> Source information
━━━━━━━━━━━━━━━━

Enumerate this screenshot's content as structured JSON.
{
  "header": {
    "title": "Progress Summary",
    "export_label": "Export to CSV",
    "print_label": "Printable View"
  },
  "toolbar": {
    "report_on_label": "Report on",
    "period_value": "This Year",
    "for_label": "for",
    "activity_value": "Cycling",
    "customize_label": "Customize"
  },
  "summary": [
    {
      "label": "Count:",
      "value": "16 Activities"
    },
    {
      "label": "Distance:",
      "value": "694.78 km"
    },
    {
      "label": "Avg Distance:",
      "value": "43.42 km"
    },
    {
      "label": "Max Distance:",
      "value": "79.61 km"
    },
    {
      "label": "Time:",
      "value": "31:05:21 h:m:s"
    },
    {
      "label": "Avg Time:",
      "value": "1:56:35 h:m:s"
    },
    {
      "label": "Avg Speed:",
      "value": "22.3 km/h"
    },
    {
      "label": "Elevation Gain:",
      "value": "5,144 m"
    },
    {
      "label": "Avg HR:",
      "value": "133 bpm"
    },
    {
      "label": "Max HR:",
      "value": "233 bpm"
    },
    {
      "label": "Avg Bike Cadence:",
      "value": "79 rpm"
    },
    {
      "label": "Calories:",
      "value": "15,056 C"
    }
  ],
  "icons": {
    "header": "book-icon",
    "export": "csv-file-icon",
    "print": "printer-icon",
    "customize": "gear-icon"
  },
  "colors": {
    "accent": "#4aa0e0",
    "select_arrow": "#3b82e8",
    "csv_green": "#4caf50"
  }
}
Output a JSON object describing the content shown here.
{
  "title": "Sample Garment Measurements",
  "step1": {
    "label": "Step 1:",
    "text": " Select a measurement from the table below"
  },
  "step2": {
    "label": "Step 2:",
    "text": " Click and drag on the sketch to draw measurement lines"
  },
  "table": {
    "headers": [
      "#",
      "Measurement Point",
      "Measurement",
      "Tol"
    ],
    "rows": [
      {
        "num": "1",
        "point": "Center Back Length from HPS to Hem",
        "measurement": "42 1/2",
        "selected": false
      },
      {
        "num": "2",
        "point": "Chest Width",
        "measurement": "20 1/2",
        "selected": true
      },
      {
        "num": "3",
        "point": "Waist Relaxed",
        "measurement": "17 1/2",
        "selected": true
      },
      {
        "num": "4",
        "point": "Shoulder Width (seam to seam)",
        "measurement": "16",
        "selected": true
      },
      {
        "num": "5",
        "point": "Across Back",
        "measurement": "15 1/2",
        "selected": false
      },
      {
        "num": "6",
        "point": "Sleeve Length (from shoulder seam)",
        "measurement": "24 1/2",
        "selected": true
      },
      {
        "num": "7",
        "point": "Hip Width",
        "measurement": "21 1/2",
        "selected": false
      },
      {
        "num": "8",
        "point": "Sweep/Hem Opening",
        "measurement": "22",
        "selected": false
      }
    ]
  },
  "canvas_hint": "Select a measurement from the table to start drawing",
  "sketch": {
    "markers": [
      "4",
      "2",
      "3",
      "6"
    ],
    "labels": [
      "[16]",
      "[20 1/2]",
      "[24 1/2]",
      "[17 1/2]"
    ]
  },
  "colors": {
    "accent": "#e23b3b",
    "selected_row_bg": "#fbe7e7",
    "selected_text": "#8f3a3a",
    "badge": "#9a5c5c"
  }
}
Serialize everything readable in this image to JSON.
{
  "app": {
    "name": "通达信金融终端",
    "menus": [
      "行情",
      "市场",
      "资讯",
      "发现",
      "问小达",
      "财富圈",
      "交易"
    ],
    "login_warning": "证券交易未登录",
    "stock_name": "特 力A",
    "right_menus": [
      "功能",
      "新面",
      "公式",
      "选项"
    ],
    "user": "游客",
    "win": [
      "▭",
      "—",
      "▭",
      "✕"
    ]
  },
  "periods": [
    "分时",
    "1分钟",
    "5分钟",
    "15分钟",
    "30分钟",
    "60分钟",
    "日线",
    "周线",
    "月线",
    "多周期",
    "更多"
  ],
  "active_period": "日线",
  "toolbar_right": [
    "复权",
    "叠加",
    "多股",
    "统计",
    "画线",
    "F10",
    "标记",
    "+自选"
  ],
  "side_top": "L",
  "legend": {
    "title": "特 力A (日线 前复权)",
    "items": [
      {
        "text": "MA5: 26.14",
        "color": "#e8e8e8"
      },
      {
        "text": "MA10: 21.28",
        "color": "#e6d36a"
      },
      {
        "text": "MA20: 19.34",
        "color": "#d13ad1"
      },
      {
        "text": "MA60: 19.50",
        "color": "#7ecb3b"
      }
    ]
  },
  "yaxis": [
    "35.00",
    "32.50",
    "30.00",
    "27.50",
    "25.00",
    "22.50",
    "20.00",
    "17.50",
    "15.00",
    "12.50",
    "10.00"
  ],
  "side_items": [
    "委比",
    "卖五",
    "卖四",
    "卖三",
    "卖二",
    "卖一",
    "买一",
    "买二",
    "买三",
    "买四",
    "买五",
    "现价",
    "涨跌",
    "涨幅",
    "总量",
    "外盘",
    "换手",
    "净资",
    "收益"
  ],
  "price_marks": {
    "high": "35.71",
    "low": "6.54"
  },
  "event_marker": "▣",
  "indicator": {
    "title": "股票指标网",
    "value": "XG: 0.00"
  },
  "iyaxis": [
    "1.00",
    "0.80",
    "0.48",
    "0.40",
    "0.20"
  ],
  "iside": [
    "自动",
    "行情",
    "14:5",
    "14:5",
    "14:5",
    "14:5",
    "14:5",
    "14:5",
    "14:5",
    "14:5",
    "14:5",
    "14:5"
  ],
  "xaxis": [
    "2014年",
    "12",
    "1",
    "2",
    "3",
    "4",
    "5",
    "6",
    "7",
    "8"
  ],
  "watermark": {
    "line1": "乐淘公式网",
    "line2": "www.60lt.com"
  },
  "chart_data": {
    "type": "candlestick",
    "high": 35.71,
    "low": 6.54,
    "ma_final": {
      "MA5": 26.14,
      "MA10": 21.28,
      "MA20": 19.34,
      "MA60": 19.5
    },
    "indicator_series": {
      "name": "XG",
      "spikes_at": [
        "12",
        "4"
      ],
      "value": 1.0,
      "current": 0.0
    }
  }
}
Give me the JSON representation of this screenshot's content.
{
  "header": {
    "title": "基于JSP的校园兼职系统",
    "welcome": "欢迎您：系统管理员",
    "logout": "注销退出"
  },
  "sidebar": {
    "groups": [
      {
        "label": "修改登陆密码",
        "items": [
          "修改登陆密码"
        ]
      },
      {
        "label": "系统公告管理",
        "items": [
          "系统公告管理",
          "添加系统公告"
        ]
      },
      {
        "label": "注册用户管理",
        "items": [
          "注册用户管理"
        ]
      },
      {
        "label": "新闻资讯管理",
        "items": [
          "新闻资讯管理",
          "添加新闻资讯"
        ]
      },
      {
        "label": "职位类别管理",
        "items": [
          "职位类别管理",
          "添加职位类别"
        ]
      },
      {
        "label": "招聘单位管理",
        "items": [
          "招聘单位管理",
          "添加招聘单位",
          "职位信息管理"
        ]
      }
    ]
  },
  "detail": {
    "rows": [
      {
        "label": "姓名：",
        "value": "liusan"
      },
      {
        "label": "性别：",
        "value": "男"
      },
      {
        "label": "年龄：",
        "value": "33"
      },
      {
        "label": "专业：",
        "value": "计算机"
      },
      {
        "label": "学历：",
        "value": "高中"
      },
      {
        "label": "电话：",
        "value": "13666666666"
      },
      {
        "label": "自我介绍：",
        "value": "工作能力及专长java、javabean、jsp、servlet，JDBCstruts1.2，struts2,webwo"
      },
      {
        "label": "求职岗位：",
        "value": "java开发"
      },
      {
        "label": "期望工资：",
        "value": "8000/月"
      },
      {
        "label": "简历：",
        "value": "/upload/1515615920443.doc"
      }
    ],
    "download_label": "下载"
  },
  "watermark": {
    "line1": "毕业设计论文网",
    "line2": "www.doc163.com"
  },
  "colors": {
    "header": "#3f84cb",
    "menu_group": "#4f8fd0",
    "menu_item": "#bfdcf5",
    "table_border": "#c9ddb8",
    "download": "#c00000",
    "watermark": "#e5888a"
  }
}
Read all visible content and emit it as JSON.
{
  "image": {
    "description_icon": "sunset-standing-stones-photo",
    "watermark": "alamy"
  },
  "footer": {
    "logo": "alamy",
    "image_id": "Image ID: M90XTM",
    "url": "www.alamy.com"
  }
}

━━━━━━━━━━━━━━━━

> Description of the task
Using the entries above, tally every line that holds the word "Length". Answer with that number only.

> Task solution
2